(INFORMATION GIVEN begins)

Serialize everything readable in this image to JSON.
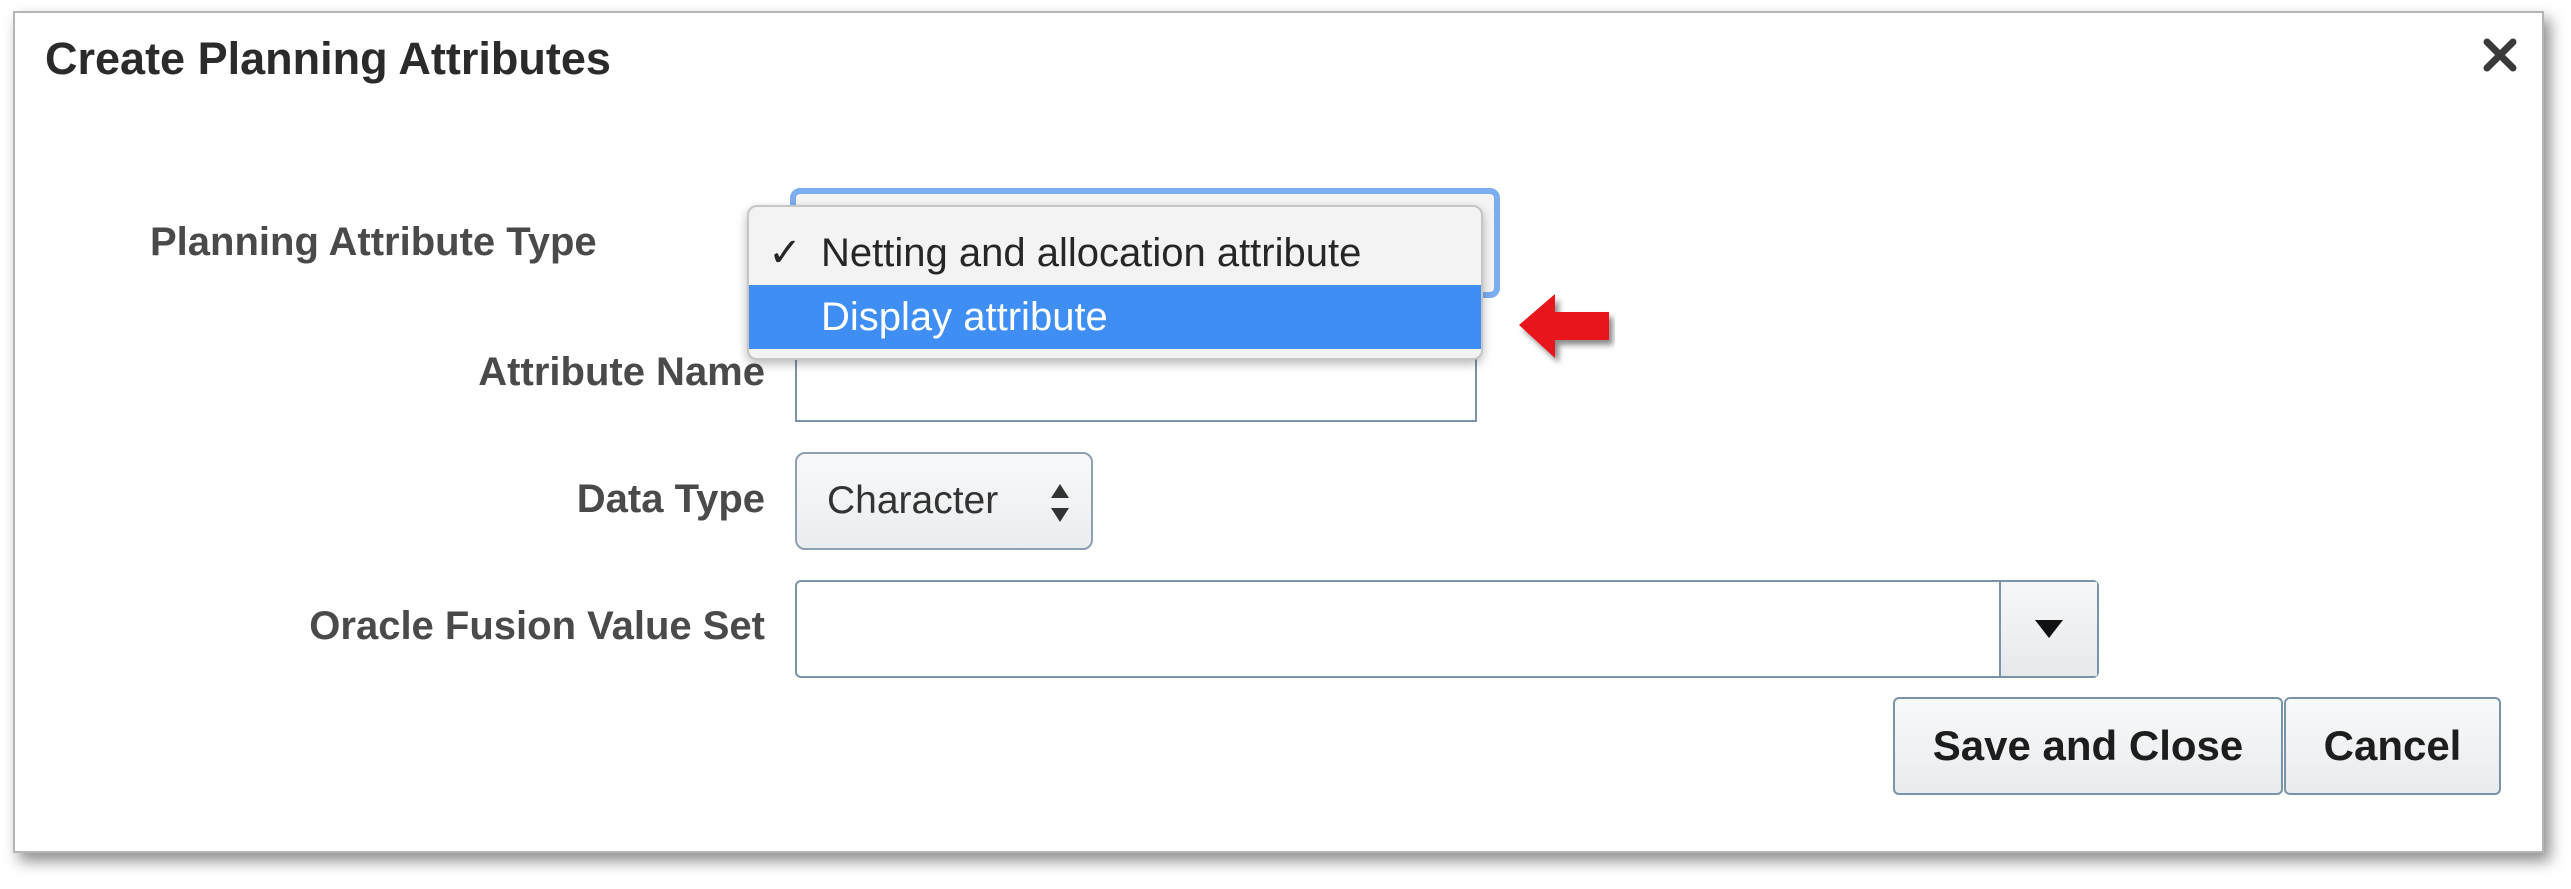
{
  "dialog": {
    "title": "Create Planning Attributes",
    "close_icon": "close-icon"
  },
  "form": {
    "planning_attribute_type_label": "Planning Attribute Type",
    "attribute_name_label": "Attribute Name",
    "attribute_name_value": "",
    "data_type_label": "Data Type",
    "data_type_value": "Character",
    "value_set_label": "Oracle Fusion Value Set",
    "value_set_value": ""
  },
  "dropdown": {
    "options": [
      {
        "label": "Netting and allocation attribute",
        "checked": true
      },
      {
        "label": "Display attribute",
        "highlighted": true
      }
    ],
    "checkmark": "✓"
  },
  "buttons": {
    "save_and_close": "Save and Close",
    "cancel": "Cancel"
  },
  "annotation": {
    "icon": "red-arrow-icon",
    "color": "#e8141a"
  },
  "colors": {
    "highlight": "#3f8ef4",
    "focus_ring": "#7aaef0",
    "border": "#7b93a9"
  }
}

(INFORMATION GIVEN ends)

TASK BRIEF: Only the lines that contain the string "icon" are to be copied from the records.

EXERCISE RESPONSE:
    "close_icon": "close-icon"
    "icon": "red-arrow-icon",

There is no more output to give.